— WORK REQUEST —
Each line of the listing that includes "object" should be reported.

— RECORDED INFORMATION —
┏━━

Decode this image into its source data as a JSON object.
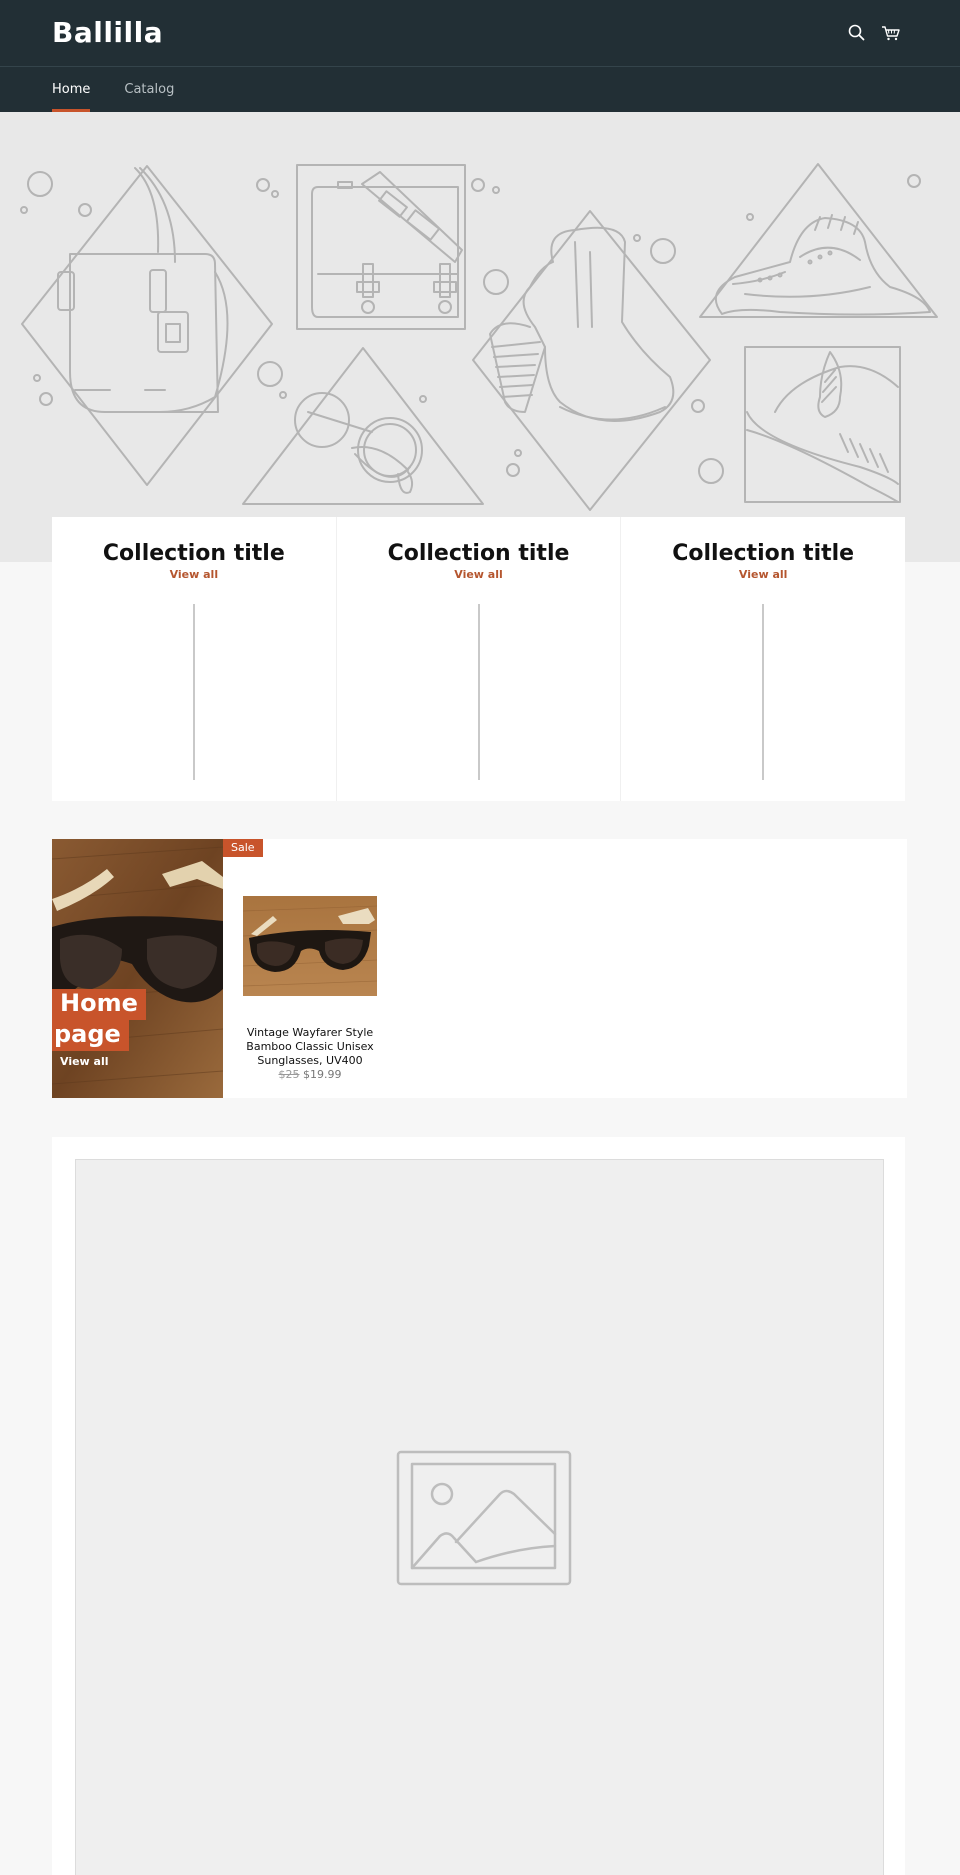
{
  "header": {
    "logo": "Ballilla",
    "icons": [
      "search-icon",
      "cart-icon"
    ],
    "nav": [
      {
        "label": "Home",
        "active": true
      },
      {
        "label": "Catalog",
        "active": false
      }
    ]
  },
  "collections": [
    {
      "title": "Collection title",
      "link": "View all"
    },
    {
      "title": "Collection title",
      "link": "View all"
    },
    {
      "title": "Collection title",
      "link": "View all"
    }
  ],
  "featured": {
    "title_line1": "Home",
    "title_line2": "page",
    "view_all": "View all",
    "badge": "Sale",
    "product": {
      "title": "Vintage Wayfarer Style Bamboo Classic Unisex Sunglasses, UV400",
      "compare_price": "$25",
      "price": "$19.99"
    }
  },
  "colors": {
    "header_bg": "#222f35",
    "accent": "#c8542b",
    "link": "#b5562f",
    "page_bg": "#f7f7f7"
  }
}
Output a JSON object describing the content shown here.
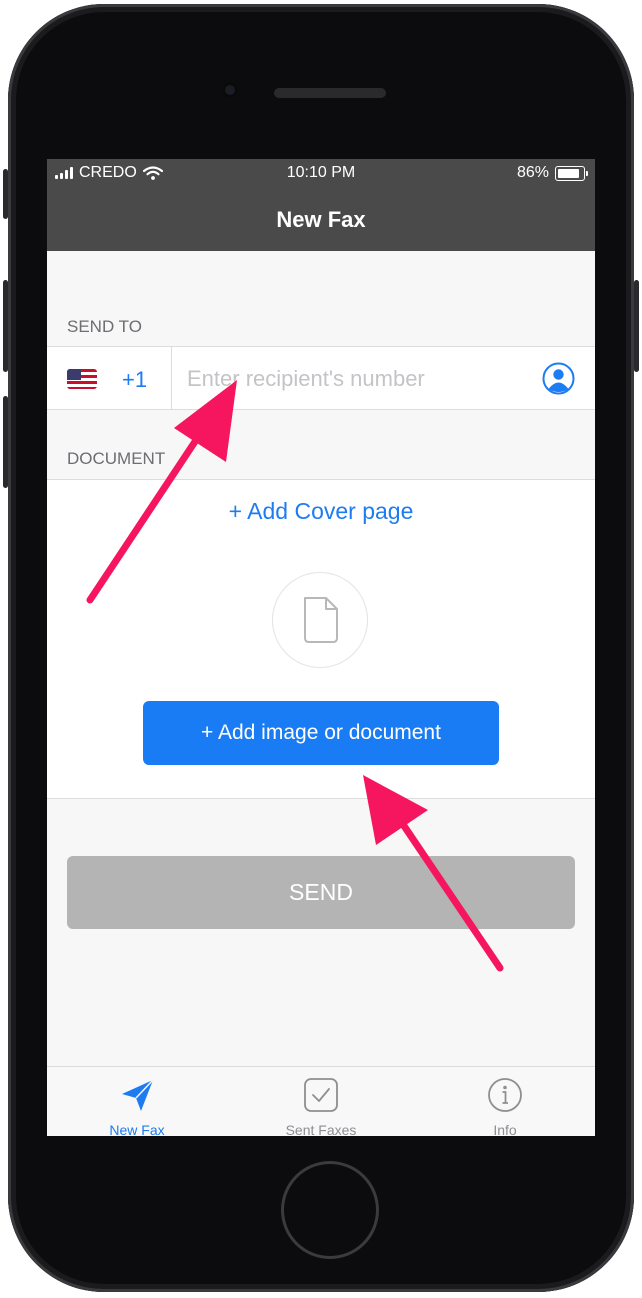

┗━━

— ANSWER TO THIS EXERCISE —
Decode this image into its source data as a JSON object.
Output a JSON object describing the content shown here.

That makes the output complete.